Mallory Welsh, LCSW

I work with many clients who make mistakes who then ruminate over the mistake session after session. My job as their clinical therapist is to help the client understand reasons why they made the mistake, understand why they are still ruminating over the mistake, and understand possible coping skills to move on from the mistake. I also gently remind them that everyone makes mistakes, myself included.

I recently read an article from The New York Times that touched on this very topic, “So You’ve Made a Huge Mistake. What Now?” by author Tim Herrera. Herrera discusses how mistakes may feel like the end of the world, but in reality, they likely are not as bad as we may think.

Below are some key points from Herrera’s article.

  • Commitment bias and mistakes. Commitment bias is the tendency to let our past actions and beliefs dictate how we live our lives in the present. The unfortunate thing with commitment bias is that it gets us pigeon holed, especially when it is relevant to an unhappy job or unhappy relationship.

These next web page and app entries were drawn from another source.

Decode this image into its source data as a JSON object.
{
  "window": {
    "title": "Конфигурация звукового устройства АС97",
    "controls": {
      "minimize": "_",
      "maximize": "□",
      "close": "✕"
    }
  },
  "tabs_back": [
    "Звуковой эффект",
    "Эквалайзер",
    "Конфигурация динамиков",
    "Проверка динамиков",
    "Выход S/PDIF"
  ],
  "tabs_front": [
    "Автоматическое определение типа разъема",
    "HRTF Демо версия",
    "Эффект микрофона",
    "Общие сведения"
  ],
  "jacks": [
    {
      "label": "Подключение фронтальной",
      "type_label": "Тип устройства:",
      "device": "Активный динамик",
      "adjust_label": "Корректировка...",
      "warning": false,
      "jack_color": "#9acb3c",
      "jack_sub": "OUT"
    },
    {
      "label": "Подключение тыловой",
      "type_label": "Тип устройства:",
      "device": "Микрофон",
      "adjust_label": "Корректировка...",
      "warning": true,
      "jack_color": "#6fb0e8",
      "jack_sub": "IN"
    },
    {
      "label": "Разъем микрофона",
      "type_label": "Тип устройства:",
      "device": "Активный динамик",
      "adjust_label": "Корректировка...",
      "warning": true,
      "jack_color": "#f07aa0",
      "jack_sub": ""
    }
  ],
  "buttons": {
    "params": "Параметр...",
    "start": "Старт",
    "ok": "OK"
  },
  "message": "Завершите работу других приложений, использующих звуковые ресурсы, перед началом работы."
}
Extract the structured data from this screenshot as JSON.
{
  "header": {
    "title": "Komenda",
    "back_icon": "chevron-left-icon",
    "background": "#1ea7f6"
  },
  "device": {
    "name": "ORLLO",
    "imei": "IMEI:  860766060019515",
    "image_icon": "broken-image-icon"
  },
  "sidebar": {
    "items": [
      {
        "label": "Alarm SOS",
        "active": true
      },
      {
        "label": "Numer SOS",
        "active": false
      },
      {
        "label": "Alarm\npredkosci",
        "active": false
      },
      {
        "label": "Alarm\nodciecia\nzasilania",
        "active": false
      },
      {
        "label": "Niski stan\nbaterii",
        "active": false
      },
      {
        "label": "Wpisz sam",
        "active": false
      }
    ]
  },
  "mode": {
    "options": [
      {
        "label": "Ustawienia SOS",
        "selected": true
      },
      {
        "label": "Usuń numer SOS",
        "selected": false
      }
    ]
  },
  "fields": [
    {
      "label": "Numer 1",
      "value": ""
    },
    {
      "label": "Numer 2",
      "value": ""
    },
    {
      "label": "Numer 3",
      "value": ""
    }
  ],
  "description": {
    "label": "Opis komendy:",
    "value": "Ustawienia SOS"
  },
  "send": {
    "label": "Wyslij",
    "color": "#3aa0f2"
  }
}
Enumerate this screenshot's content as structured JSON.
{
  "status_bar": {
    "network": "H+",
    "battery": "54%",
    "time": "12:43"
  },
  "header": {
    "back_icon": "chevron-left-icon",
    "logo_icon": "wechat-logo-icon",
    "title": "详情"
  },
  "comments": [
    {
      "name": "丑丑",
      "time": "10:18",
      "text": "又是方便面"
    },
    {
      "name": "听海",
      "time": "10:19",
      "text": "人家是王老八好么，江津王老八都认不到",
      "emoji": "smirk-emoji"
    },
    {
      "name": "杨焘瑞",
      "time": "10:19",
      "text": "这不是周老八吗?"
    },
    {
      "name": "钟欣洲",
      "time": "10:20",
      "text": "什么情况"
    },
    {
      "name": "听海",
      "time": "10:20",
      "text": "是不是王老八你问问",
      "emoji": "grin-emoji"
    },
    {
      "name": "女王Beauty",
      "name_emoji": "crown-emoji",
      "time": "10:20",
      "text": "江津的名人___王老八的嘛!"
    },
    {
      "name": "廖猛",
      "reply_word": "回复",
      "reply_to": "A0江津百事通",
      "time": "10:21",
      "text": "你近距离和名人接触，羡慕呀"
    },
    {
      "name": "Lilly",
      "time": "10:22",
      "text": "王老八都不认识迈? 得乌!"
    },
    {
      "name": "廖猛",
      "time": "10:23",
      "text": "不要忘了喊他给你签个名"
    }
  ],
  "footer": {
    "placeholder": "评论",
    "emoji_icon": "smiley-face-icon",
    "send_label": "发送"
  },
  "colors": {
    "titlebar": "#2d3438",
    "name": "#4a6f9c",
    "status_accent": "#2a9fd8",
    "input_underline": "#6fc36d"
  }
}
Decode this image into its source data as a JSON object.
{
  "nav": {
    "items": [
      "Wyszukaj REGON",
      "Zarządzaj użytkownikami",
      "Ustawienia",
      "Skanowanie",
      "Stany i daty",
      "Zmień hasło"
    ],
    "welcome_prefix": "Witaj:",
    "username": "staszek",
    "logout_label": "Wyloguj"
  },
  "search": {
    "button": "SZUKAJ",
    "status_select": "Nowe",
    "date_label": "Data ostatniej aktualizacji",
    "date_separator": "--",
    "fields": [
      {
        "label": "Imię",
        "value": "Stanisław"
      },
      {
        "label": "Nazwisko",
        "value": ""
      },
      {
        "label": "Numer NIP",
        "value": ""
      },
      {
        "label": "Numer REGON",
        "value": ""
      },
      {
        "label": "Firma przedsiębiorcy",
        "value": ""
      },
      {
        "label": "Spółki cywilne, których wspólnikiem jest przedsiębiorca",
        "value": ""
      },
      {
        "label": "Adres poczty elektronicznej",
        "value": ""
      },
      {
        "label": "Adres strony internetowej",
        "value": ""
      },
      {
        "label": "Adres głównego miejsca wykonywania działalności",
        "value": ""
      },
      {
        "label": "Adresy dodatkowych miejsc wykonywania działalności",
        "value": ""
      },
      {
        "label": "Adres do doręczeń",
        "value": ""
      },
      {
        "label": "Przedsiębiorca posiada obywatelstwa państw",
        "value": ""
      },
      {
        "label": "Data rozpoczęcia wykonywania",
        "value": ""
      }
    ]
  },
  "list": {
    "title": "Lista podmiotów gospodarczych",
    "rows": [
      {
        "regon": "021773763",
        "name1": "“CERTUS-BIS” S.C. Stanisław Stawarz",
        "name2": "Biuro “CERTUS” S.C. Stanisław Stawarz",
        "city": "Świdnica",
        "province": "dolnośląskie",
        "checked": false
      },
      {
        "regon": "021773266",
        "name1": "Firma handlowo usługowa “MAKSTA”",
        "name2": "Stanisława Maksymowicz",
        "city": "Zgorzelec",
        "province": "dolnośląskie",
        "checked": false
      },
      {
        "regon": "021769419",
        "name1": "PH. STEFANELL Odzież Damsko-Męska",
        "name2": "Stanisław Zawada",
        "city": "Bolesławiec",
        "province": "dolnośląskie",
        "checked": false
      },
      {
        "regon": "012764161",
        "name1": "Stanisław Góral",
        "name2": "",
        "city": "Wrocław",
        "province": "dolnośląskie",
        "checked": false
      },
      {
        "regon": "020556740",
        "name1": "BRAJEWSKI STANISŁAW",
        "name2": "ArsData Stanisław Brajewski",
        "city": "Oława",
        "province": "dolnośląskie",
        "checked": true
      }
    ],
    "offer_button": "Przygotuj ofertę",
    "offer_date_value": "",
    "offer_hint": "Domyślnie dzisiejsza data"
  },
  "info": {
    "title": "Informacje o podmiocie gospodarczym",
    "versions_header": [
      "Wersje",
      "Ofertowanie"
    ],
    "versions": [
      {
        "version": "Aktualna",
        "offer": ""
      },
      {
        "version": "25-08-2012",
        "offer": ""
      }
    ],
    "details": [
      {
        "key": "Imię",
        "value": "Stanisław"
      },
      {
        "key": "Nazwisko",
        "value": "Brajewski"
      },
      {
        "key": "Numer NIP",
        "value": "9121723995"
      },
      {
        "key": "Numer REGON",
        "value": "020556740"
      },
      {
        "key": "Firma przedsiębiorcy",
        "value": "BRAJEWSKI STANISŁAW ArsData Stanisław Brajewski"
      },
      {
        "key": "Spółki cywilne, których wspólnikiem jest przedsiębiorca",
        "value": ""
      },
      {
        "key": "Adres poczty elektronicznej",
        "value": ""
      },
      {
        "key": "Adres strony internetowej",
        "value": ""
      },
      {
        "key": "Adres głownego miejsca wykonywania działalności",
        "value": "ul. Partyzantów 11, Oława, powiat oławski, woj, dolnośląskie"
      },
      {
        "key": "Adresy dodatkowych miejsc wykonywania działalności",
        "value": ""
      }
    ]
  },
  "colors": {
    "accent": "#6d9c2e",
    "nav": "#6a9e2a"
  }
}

Individuals who fall in the commitment bias pattern, like to be seen as consistent people. These people are unwilling to recognize that their unhappy job or unhappy relationship is a mistake and continue to remain in it because they would rather not shatter their image. Essentially, deciding to remove themselves from the unhappy job or unhappy relationship is too embarrassing for themselves because it shows they are indirectly identifying it was a mistake to remain in that relationship or job.
  • Be honest with yourself. The first step in learning from a mistake is to be truly honest with yourself and acknowledge you have made a mistake, whether it is related to your personal or professional life. Of course, that is easier said than done, but without acknowledging your mistake, you will continue to live stuck in this mistake.
  • Acceptance. Once you have allowed yourself to be honest and acknowledge your mistake, lean into accepting the mistake. Be sure to use some self compassion skills, as in be nice to yourself that you made a mistake, just like everyone does. Be gentle with yourself as this mistake does not identify who you are as a person. Continuing to ruminate over the mistake will likely cause anxiety, which then can damage your motivation, problem solving skills, and likely lead into depression. Thus, ruminating over the mistake will do more harm than good.
  • Take action. Now that you have accepted this mistake, find ways to move forward. If the mistake was regarding being in an unhappy career, find small steps to move toward a career that will bring you more fulfillment. Reflect on your values and interests as that can help you identify the next type of career you are interested in. After that reflection, work backwards by identifying the small steps it will take you to get you closer to a more fulfilling career. For example, if you decide you would like to enter the mental health profession, start by looking at different graduate programs that could give you opportunities to enter the field successfully. Perhaps even talk with people in the field of your interests and see if it is suited for you or not. There is no need to make urgent decisions as you do not want to make another mistake by taking the next job opportunity and end up right where you started.

Moving on from mistakes is not always easy. Reminding yourself that you are not alone and that everyone makes mistakes can be helpful. Also reminding yourself that there could be potential barriers in overcoming the mistake as that may be helpful because you could then find possible strategies to overcome those obstacles.

If you are currently struggling with a recent mistake, it may be a good idea to connect with one of our skilled counselors at Symmetry Counseling today. You can contact them at 312-578-9990 to set up an appointment.